Showing posts with label grad school in korea. Show all posts
Showing posts with label grad school in korea. Show all posts
Monday, April 5, 2010 3 comments

Should you do grad school in Korea?

A recent Marmot's Hole post got me thinking: just how valuable is a master's? A PhD? The real question is does it matter if one gets it from Korea or America? A question posed to Robert from the post:
According to your bio you went to grad school here, so I was just wondering about the following: 1) What did you study? 2) How was the Korean grad school experience? 3) How useful has your degree been in Korea, and 4) how useful do you think a MA from a Korean university would be outside of the Korea?
Robert's response:
1) Northeast Asian Studies;
2) Interesting;
3) Didn’t get the degree, so couldn’t really say;

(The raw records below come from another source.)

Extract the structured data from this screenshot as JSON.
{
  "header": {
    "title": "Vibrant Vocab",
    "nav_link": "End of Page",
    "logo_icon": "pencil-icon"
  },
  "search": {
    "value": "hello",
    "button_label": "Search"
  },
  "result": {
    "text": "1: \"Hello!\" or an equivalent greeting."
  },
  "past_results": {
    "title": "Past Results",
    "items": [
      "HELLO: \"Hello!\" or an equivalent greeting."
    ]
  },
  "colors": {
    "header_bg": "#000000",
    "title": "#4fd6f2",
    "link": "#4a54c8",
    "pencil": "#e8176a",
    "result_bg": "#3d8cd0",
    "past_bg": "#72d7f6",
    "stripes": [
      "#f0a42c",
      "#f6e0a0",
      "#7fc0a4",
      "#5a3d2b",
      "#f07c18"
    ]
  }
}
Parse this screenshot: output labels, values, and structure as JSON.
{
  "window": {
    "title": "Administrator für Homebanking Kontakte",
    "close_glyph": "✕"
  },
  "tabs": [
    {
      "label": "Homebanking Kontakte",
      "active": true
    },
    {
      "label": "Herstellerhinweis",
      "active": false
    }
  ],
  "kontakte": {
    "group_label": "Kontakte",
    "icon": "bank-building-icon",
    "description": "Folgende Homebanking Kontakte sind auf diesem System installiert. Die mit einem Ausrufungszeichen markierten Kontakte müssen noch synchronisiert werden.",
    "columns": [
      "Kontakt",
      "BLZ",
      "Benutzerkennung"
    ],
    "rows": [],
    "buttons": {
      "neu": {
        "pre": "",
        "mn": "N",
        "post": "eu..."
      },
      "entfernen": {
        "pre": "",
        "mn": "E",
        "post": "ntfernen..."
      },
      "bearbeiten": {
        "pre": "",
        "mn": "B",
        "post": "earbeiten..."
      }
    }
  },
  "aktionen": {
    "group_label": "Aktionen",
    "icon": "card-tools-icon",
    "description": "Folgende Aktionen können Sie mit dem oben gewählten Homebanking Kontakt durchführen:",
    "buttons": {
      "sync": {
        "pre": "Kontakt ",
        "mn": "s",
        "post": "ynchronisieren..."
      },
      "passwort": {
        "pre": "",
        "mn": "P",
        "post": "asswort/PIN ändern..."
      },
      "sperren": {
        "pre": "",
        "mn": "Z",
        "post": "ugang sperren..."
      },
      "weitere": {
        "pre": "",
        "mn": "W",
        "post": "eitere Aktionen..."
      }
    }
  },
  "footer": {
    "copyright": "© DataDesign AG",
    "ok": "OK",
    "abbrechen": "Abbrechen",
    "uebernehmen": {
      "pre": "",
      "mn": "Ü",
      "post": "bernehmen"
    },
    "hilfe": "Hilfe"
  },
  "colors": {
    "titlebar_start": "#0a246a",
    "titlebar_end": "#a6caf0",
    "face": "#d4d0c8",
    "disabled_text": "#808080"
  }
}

4) I think that would depend on what you were studying. If you’re planning to work in a Korea-related field, I’d imagine an MA from a Korean university might help. My own personal opinion is that if you want a purely academic experience, you’re better off studying Korean Studies outside of Korea in someplace like the United States, but if you’re looking for the intangibles you can only learn in-country, Korea’s the place to be.
You can read the rest here. Be sure to read the comments, too. A sample from the comment section includes another's experience:
I did a Master’s at Yonsei GSIS, and…
1) Korean Studies.
2) Very good. The standard of teaching was generally very high, with professors who had almost all got their PhDs from top unis in the US or (occasionally) the UK. Some of them were major authorities in their field.
Although some were harsher in their marking than others, my general impression was that the need to attract more international students took precedence over scrupulous marking, so I’m pretty sure my grades were more generous than they would have been at home (the UK). On the plus side, the need for foreign students also means that there is a fair range of scholarships available, especially if you’re studying Korea-related stuff.
3) I have been working in Korea ever since graduating four years ago, and to be honest, I think the degree was more useful for the contacts I made at GSIS than for any inherent academic (much less vocational) value.
4) As Robert said, it depends what you’re studying. I do know of a few people who got MAs in finance or international relations and got jobs overseas in financial companies or consultancies. If you’re wanting to go on to be an academic about all things Korean, the Master’s courses here can be a good stepping stone, though I’ve been told that the PhDs are next to useless.
Something to think about.